- **PROBLEM DETAILS**: Set down every line of the data, unchanged and complete.

- **RECORDED INFORMATION**:
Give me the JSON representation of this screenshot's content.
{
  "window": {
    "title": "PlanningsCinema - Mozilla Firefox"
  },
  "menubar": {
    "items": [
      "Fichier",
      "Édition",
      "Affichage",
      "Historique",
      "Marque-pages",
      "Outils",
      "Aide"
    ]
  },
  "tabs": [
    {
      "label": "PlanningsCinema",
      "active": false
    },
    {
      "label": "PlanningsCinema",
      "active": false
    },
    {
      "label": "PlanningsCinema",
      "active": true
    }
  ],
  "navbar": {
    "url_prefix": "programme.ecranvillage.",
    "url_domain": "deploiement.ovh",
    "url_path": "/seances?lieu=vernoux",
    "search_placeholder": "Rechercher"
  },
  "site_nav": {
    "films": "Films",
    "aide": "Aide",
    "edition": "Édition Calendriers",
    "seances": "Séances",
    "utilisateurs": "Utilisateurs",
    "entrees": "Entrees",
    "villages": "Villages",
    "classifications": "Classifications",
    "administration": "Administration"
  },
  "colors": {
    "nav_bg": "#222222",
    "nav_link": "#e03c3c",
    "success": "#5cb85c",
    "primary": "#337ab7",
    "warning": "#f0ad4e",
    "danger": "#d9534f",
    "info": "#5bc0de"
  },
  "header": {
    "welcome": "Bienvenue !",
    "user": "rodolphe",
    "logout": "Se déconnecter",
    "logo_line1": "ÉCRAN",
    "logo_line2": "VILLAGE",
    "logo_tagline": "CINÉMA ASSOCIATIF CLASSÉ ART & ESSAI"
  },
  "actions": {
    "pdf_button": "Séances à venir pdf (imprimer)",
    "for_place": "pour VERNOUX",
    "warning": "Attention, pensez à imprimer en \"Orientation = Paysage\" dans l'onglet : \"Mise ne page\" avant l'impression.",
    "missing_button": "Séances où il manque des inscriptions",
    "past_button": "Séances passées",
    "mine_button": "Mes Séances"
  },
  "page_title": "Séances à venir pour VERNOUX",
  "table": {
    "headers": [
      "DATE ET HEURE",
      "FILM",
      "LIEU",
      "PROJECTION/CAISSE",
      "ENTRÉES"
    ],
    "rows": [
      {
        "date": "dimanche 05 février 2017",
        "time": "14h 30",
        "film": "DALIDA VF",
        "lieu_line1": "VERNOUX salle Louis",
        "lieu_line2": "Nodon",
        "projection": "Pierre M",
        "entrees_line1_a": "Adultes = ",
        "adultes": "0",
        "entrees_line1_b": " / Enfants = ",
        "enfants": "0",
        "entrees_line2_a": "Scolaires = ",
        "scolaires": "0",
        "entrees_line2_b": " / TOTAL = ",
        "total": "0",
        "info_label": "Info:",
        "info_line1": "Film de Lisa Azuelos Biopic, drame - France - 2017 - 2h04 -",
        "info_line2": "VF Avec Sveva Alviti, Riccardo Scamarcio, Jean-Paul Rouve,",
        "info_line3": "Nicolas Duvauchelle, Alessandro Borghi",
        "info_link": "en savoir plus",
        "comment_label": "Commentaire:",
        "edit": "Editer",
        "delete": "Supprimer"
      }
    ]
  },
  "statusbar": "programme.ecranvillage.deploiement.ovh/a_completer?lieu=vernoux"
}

- **REPLY**:
Give me the JSON representation of this screenshot's content.
{
  "window": {
    "title": "PlanningsCinema - Mozilla Firefox"
  },
  "menubar": {
    "items": [
      "Fichier",
      "Édition",
      "Affichage",
      "Historique",
      "Marque-pages",
      "Outils",
      "Aide"
    ]
  },
  "tabs": [
    {
      "label": "PlanningsCinema",
      "active": false
    },
    {
      "label": "PlanningsCinema",
      "active": false
    },
    {
      "label": "PlanningsCinema",
      "active": true
    }
  ],
  "navbar": {
    "url_prefix": "programme.ecranvillage.",
    "url_domain": "deploiement.ovh",
    "url_path": "/seances?lieu=vernoux",
    "search_placeholder": "Rechercher"
  },
  "site_nav": {
    "films": "Films",
    "aide": "Aide",
    "edition": "Édition Calendriers",
    "seances": "Séances",
    "utilisateurs": "Utilisateurs",
    "entrees": "Entrees",
    "villages": "Villages",
    "classifications": "Classifications",
    "administration": "Administration"
  },
  "colors": {
    "nav_bg": "#222222",
    "nav_link": "#e03c3c",
    "success": "#5cb85c",
    "primary": "#337ab7",
    "warning": "#f0ad4e",
    "danger": "#d9534f",
    "info": "#5bc0de"
  },
  "header": {
    "welcome": "Bienvenue !",
    "user": "rodolphe",
    "logout": "Se déconnecter",
    "logo_line1": "ÉCRAN",
    "logo_line2": "VILLAGE",
    "logo_tagline": "CINÉMA ASSOCIATIF CLASSÉ ART & ESSAI"
  },
  "actions": {
    "pdf_button": "Séances à venir pdf (imprimer)",
    "for_place": "pour VERNOUX",
    "warning": "Attention, pensez à imprimer en \"Orientation = Paysage\" dans l'onglet : \"Mise ne page\" avant l'impression.",
    "missing_button": "Séances où il manque des inscriptions",
    "past_button": "Séances passées",
    "mine_button": "Mes Séances"
  },
  "page_title": "Séances à venir pour VERNOUX",
  "table": {
    "headers": [
      "DATE ET HEURE",
      "FILM",
      "LIEU",
      "PROJECTION/CAISSE",
      "ENTRÉES"
    ],
    "rows": [
      {
        "date": "dimanche 05 février 2017",
        "time": "14h 30",
        "film": "DALIDA VF",
        "lieu_line1": "VERNOUX salle Louis",
        "lieu_line2": "Nodon",
        "projection": "Pierre M",
        "entrees_line1_a": "Adultes = ",
        "adultes": "0",
        "entrees_line1_b": " / Enfants = ",
        "enfants": "0",
        "entrees_line2_a": "Scolaires = ",
        "scolaires": "0",
        "entrees_line2_b": " / TOTAL = ",
        "total": "0",
        "info_label": "Info:",
        "info_line1": "Film de Lisa Azuelos Biopic, drame - France - 2017 - 2h04 -",
        "info_line2": "VF Avec Sveva Alviti, Riccardo Scamarcio, Jean-Paul Rouve,",
        "info_line3": "Nicolas Duvauchelle, Alessandro Borghi",
        "info_link": "en savoir plus",
        "comment_label": "Commentaire:",
        "edit": "Editer",
        "delete": "Supprimer"
      }
    ]
  },
  "statusbar": "programme.ecranvillage.deploiement.ovh/a_completer?lieu=vernoux"
}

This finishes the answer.